A lottery is a form of gambling in which people pay for a chance to win money or other prizes. The lottery is often organized to donate a percentage of the proceeds to good causes.
The Origins of Lotteries
The earliest known European lotteries were held during the 15th century in the Low Countries. They were a way to raise money for town fortifications and to help the poor. They were also popular among wealthy noblemen for their amusement.
Some scholars suggest that lotteries date back as far as the Old Testament, when Moses took a census of the Israelites and divided the land among them. Other scholars believe that the Roman emperors used lotteries as a means of giving away property and slaves.
In modern times, lottery proceeds are typically used for public services, such as education, park services and funds for veterans and seniors. However, there are a number of things that you should know about lotteries before you buy tickets.
First, it’s important to understand that lottery results are completely random, and you don’t actually know the numbers until they’re drawn. This is because the winning numbers are always chosen from a pool of numbers that are randomly selected through either a “gravity pick” or an air mix machine.
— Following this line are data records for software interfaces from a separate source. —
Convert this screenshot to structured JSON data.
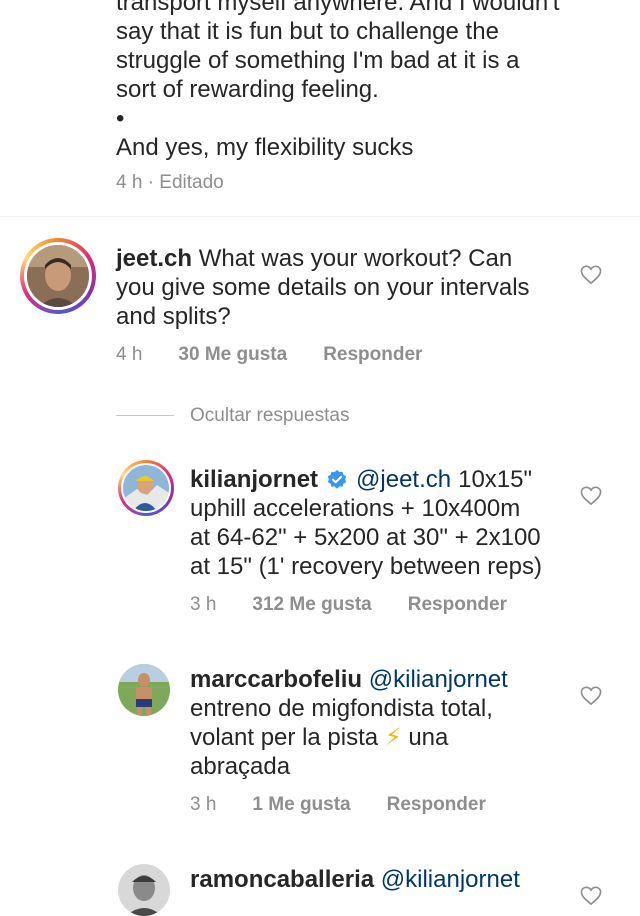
{
  "top_comment": {
    "lines": [
      "transport myself anywhere. And I wouldn't",
      "say that it is fun but to challenge the",
      "struggle of something I'm bad at it is a",
      "sort of rewarding feeling.",
      "•",
      "And yes, my flexibility sucks"
    ],
    "meta": "4 h · Editado"
  },
  "comments": [
    {
      "username": "jeet.ch",
      "text_first": "What was your workout? Can",
      "lines": [
        "you give some details on your intervals",
        "and splits?"
      ],
      "time": "4 h",
      "likes": "30 Me gusta",
      "reply": "Responder"
    }
  ],
  "replies_toggle": "Ocultar respuestas",
  "replies": [
    {
      "username": "kilianjornet",
      "verified": true,
      "mention": "@jeet.ch",
      "text_first": "10x15\"",
      "lines": [
        "uphill accelerations + 10x400m",
        "at 64-62\" + 5x200 at 30\" + 2x100",
        "at 15\" (1' recovery between reps)"
      ],
      "time": "3 h",
      "likes": "312 Me gusta",
      "reply": "Responder"
    },
    {
      "username": "marccarbofeliu",
      "mention": "@kilianjornet",
      "lines": [
        "entreno de migfondista total,",
        "volant per la pista",
        "una",
        "abraçada"
      ],
      "emoji": "⚡",
      "time": "3 h",
      "likes": "1 Me gusta",
      "reply": "Responder"
    },
    {
      "username": "ramoncaballeria",
      "mention": "@kilianjornet"
    }
  ],
  "colors": {
    "text": "#262626",
    "secondary": "#8e8e8e",
    "mention": "#00376b",
    "verified": "#3897f0"
  }
}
It’s also important to understand that the odds of winning are incredibly slim. The chances of winning a million dollars are about one in 20 million, while the odds of winning the Powerball jackpot are about 1 in 55,492.
Many players see the lottery as a low-risk investment with a high reward. They might think that buying a couple of lottery tickets will help them save up for a big purchase, such as a house or college tuition.
But there are some things to consider when you’re thinking about playing the lottery, namely that the probability of winning is very small and that the government takes 24 percent out of your prize for federal taxes. You might be better off using your lottery winnings to fund other savings, such as retirement or college.
You should also be aware that the amount of tax you will pay will depend on your income level, as well as state and local taxes. The more your winnings are, the higher your total tax bill will be.
Lastly, you should be sure to keep in mind that if you decide to play the lottery on a regular basis, it will eventually begin to take up a large part of your budget. You may need to cut back on other purchases, such as food or gas, if you’re planning on spending the bulk of your earnings on lottery tickets.
The best thing to do is remember that the lottery is a game and that it is completely up to you to make your own decisions about when, where and how much to play. It is a great source of fun for many, but it can also be a serious addiction if you don’t play responsibly. If you find yourself losing control over your addiction, please seek help, such as from 2-1-1 in North Dakota or Gamblers Anonymous.